Gwenton Sloley tells Andrew Chilvers about gang culture and the shocking increase in radicalisation of vulnerable young men in prison.
“I’m often asked why vulnerable gang members are radicalised so easily when they’re in prison.
My reply is that to understand how young people are being radicalised in prison, you first have to understand about gangs; why teenagers join gangs and how gangs are evolving – and becoming more violent.
Every summer there’s a new breed of young person coming out of school; these kids are getting more dangerous each year. They believe the education system has let them down, even robbed them of their youth. They’ve got a lot to prove.
Add to this drug problems and mental health issues.
During their early years many of these young people spend their lives smoking skunk in their bedrooms and playing on computer games, which are based on murder and robbery; Grand Theft Auto and Black Ops, in particular.
The skunk they smoke is very, very strong, grown quickly to make money for the dealer. To give it strength, growers mix the weed with fibre glass, crack cocaine, heroin. Even battery acid.
So these young people are smoking very strong skunk and playing computer games killing people online – all day, every day. Consequently, we’ve seen a big rise in teenagers diagnosed with ADHD and different levels of autism. A lot of them won’t take the medication that’s prescribed and parents let them play these games to keep them quiet. To control them. Big mistake. And some of these kids are very young.
I’ve been to homes where nine year olds are killing people online. I have mothers asking me “what else can I do to control them? It’s the only thing that will keep him calm”.
So they kill people all day and have done this for much of their young lives.
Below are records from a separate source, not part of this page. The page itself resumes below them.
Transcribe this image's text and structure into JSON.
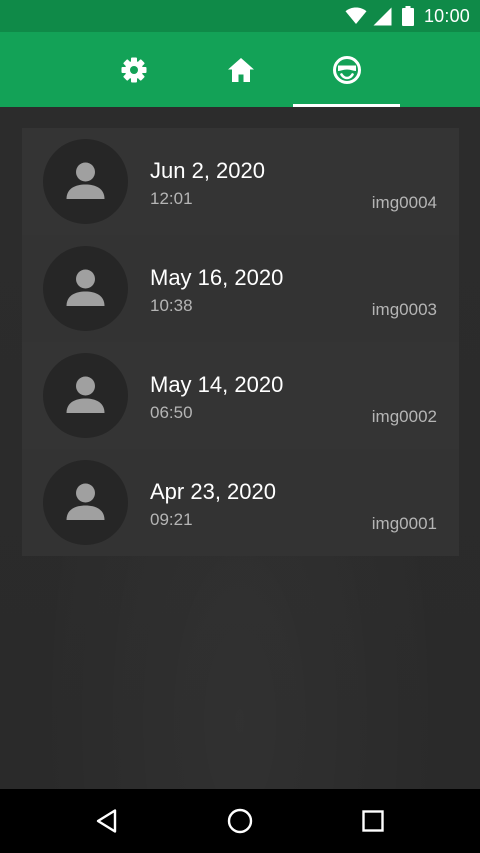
{
  "status_bar": {
    "time": "10:00",
    "icons": [
      "wifi-icon",
      "signal-icon",
      "battery-icon"
    ]
  },
  "tabs": [
    {
      "name": "settings",
      "icon": "gear-icon",
      "selected": false
    },
    {
      "name": "home",
      "icon": "home-icon",
      "selected": false
    },
    {
      "name": "profile",
      "icon": "masked-face-icon",
      "selected": true
    }
  ],
  "entries": [
    {
      "date": "Jun 2, 2020",
      "time": "12:01",
      "image": "img0004",
      "avatar_icon": "person-icon"
    },
    {
      "date": "May 16, 2020",
      "time": "10:38",
      "image": "img0003",
      "avatar_icon": "person-icon"
    },
    {
      "date": "May 14, 2020",
      "time": "06:50",
      "image": "img0002",
      "avatar_icon": "person-icon"
    },
    {
      "date": "Apr 23, 2020",
      "time": "09:21",
      "image": "img0001",
      "avatar_icon": "person-icon"
    }
  ],
  "nav_bar": {
    "buttons": [
      "back-icon",
      "home-circle-icon",
      "recents-icon"
    ]
  },
  "colors": {
    "status_bar": "#0f8a48",
    "app_bar": "#13a257",
    "background": "#2a2a2a",
    "list_background": "#333333",
    "avatar_background": "#262626",
    "avatar_glyph": "#a0a0a0",
    "primary_text": "#ffffff",
    "secondary_text": "#b5b5b5",
    "nav_bar": "#000000"
  }
}
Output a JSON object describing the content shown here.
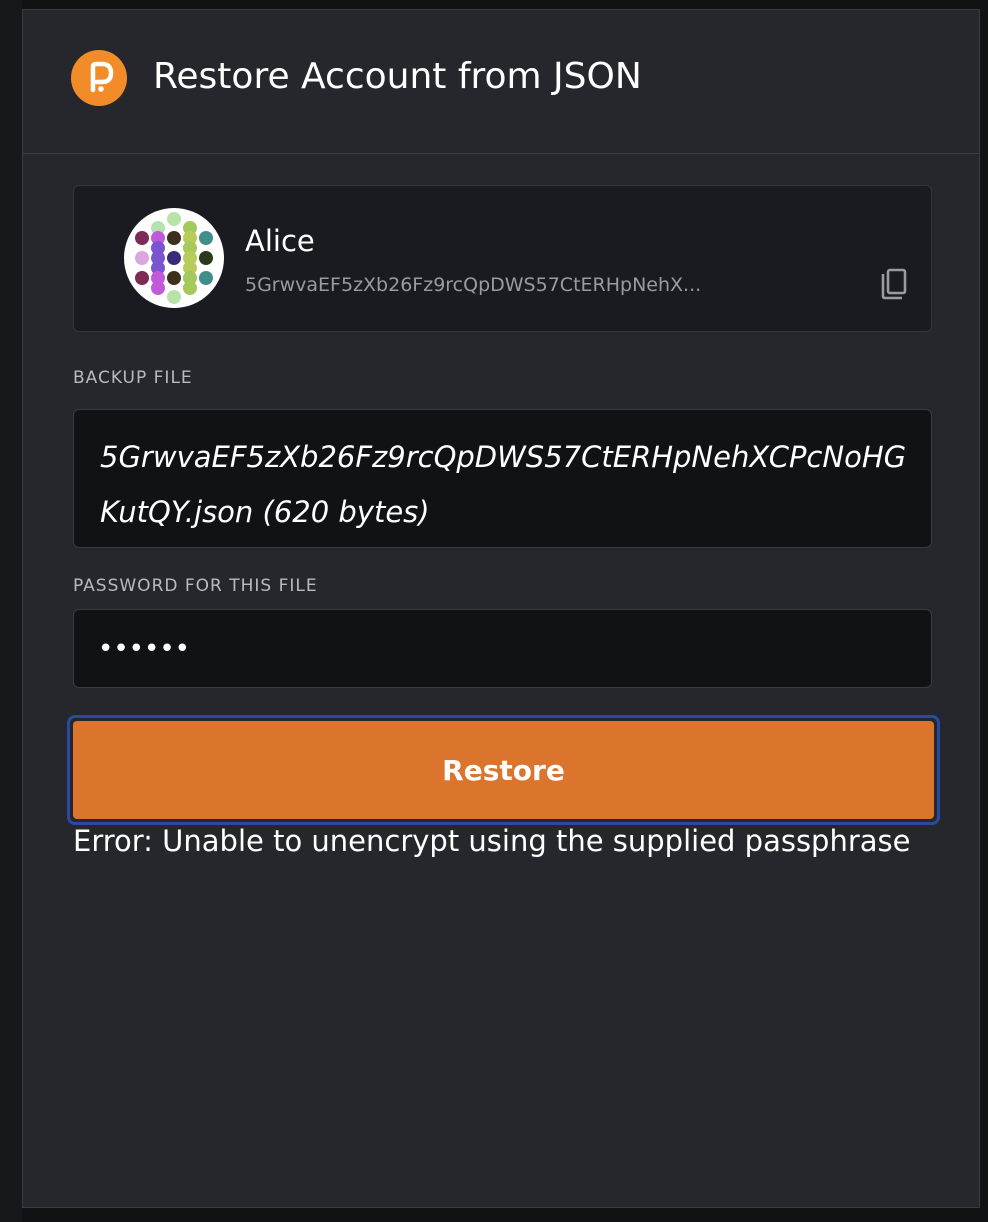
{
  "header": {
    "title": "Restore Account from JSON",
    "logo_icon": "polkadot-logo-icon",
    "brand_color": "#F28C28"
  },
  "account": {
    "name": "Alice",
    "address": "5GrwvaEF5zXb26Fz9rcQpDWS57CtERHpNehX...",
    "identicon": "identicon-icon",
    "copy_icon": "copy-icon"
  },
  "form": {
    "backup_label": "BACKUP FILE",
    "backup_file": "5GrwvaEF5zXb26Fz9rcQpDWS57CtERHpNehXCPcNoHGKutQY.json (620 bytes)",
    "password_label": "PASSWORD FOR THIS FILE",
    "password_value": "••••••",
    "restore_label": "Restore",
    "accent_color": "#DB742C"
  },
  "error": {
    "message": "Error: Unable to unencrypt using the supplied passphrase"
  }
}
When they leave their homes their reality is based around these killing and robbing games, combined with a habit of consuming very strong skunk. They then take all this on to the street and into the gangs they join.
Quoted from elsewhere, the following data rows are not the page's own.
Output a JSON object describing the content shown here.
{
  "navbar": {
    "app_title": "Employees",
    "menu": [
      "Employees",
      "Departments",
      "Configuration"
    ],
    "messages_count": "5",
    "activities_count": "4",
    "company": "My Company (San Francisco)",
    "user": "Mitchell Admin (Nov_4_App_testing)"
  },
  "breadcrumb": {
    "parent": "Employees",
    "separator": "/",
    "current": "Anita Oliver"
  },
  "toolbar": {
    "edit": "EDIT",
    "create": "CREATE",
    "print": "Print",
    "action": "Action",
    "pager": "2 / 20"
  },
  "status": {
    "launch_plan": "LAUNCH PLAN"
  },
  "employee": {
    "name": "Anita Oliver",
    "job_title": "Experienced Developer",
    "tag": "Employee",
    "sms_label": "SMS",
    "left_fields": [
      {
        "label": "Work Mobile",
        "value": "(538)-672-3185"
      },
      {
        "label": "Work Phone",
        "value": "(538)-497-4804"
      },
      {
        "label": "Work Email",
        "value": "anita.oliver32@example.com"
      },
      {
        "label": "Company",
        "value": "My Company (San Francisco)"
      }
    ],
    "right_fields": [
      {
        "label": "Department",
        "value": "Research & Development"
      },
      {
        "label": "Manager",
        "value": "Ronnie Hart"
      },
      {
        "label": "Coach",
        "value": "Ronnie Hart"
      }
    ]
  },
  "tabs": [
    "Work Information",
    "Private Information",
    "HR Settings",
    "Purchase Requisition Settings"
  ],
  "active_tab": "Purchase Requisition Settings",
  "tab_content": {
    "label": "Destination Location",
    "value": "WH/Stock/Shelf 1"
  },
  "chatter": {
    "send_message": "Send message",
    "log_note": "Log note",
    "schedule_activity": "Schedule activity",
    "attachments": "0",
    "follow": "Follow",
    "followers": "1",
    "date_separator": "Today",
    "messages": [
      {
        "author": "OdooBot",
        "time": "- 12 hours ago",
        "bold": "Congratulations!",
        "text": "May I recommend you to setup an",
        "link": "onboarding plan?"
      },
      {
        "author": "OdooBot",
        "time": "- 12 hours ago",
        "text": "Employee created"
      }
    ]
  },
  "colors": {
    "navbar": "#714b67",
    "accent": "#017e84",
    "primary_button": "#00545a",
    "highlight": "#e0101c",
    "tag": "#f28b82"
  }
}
Throughout England and Wales young people from 11 years old are getting involved in gangs. But they can’t join these gangs and run the streets if they have nothing to offer. So these youngsters have to prove themselves to their peers by stabbing or robbing someone. Often members of other gangs. And because they’ve been playing these murder games all day, it’s easy to do the same on the streets. Not much difference. It’s already a reality for them.
By mid-teens these young people will eventually end up in some kind of institute or, later, prison, where they’re very vulnerable from day one. They’re probably already in the same space each day as people they’ve attacked and robbed in the past.
Their only real protection is to convert to Islam.
From the early 21st Century, everyone knew, including me, that when they went to prison they’d tell everyone they’re a muslim. People convert for protection and friendship; it takes their mind off pressures and stresses that are going on around them. With Islam, the support network is already set up. For someone in prison, there are a lot of positive things that come with converting to Islam.
When I first went into prison in the early 2000s, everyone else had already converted to Islam and I was the last one that hadn’t converted. On the Friday afternoon all the people I saw as friends and respected attended the mosque, while I was left outside. So after a while I converted to Islam.
It was a good feeling. A lot of support came from it and it made prison life better. For people who are in for a long stretch, conversion is a salvation. The only thing helping them cope, keeping them safe and giving them respect is Islam.
Nevertheless, at the same time you have particularly vulnerable gang members who have mental health issues, which is often a result of smoking skunk and playing on those killing games in their bedrooms.
If the wrong person gets hold of them in prison and teaches them a radically different version of Islam than the normal scriptures, you see a massive change in that person.
When I was inside I knew a young man who was quiet, studious and read books all the time. The prison officers were terrified of him. I couldn’t work out why the officers were so scared of him. Later I found out that he had become a terrorist when he left prison, traveling the country radicalising young people. His name was Jermaine Grant and he had been radicalised by the shoe bomber, Richard Reid.
What hasn’t been looked at properly are the vulnerabilities of these young people in prison, particularly around mental illness. There are no good statistics on any of this – about the number of gang members who have converted and since gone to Syria, Iraq, Libya. If there’s a vulnerable person who was prepared to kill someone on the street to impress the gang, imagine what that person will do for God. And a lot of them are prepared to die because they’re told they’ll be rewarded when they’re dead. They don’t mind dying.
This is where you see radicalisation coming in; people bringing in their gang mentality when disseminating the scriptures. Using that to brainwash others.
Radicalisation is the same as gang mentalities; contract killings, stabbings, robbings. There’s no difference between radicalisation and carrying out contract killings. Between killing in a gang and killing in a computer game. It’s all linked and it’s all about being brain washed.
No one is monitoring any of this. These young people go in as gang members having spent their lives killing online and on the streets and the system then loses track of them when they convert. At least 75% or more of gang members are being radicalised in prison. I work up and down the country and as soon as I walk into the prisons I’m told that the majority of these people have converted.
How do we resolve this? I believe we need to use a matrix system for people converting in prison. This system is well known, used by the police and can be easily used in prisons. Until there’s a system of tracking these people, we will never know who these vulnerable young people are associating with in prison, who they’re spending their time with and where they go after they’re released. There are no records and this has to change if we’re to understand how to combat the radicalisation of young people in prison.”